What are you doing now? I currently work as a research coordinator at the Hampton University Cancer Research Center. I find my job to be really exciting and I enjoy the ways I get to help me. I create materials that educate people on precision medicine, which involves moving away from the one size fits all model to health care to a more personalized method using one's genetic background. I am also working on a research project geared towards understanding minority men’s needs in terms of taking charge of their health. I also oversee interns who help with making health posters and giveaways for our community events. Lastly, I take hard scientific data and translate it into a more easily digestible language. My work is great because as the only social scientist in my office, I get to help my coworkers under the theories and ideologies of public health when trying to get people to make hard behavior changes. I love that I am helping people like I always planned to, but just in a different way.

What one piece of "educational advice" would you give to high school students? NETWORK, NETWORK, NETWORK! It is never too early to start making valuable connections that will last a lifetime. Make sure to use your network with internships, professional development, and mentorship. The one piece of advice I recently got in regards to effective networking is no matter your experience level, you always have something to offer. Don’t sell yourself short as “just a student.” You are so much more than that. Make sure to connect with people who also have different backgrounds and interests as well.

What is the biggest life challenge you faced relative to your educational path? The biggest life challenge I have faced during my educational path is self-doubt and fear of the future. If I am being honest, at numerous points in my educational path I doubted my abilities, cried over course grades and did not have an answer to the dreaded "What are you doing after graduation?" question. I had to learn that it was normal, I was not the only person feeling the pressure. What I had to learn was that I had to succeed on my own timeline, not compare myself to others, and not follow a path that was not my own.

What lies ahead for you? I found that in my studies and work I continue to evolve in my interests. I recently have taken an interest in entrepreneurship and would like to open a public health firm in 2020. I hope to merge my understanding of health disparities with urban planning to help design healthy communities. I would like to take it as far as getting into land development and architecture for health! I have plans for a nonprofit and podcast all geared towards community revitalization and education that I plan to roll out later this year with the right team.

Expanding students' opportunities to learn

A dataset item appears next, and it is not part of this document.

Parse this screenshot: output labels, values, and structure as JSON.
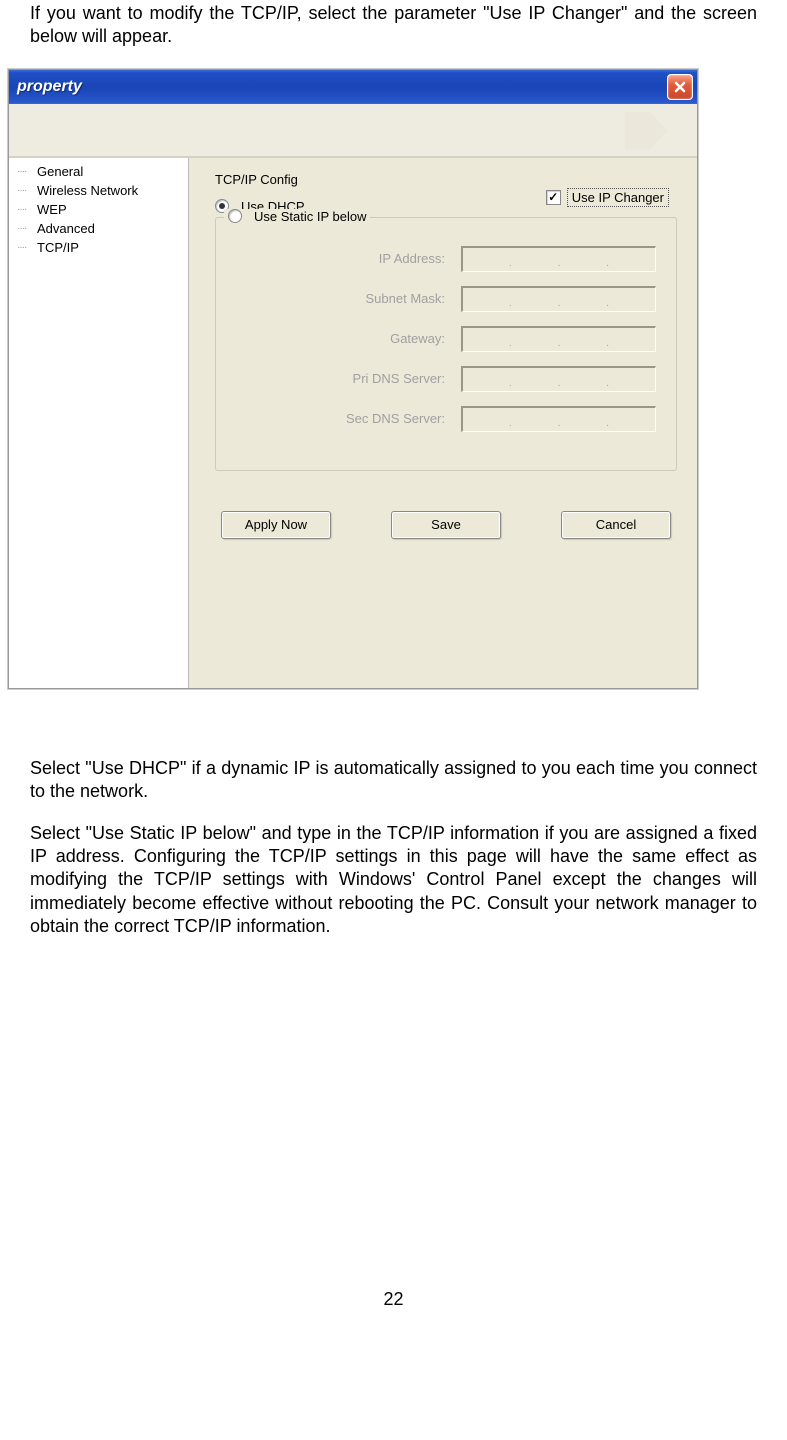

GRASP is a Virginia 501(c)(3) nonprofit. GRASP seeks to give ALL students in Virginia the opportunity to build fulfilling lives through post-secondary educational pathways.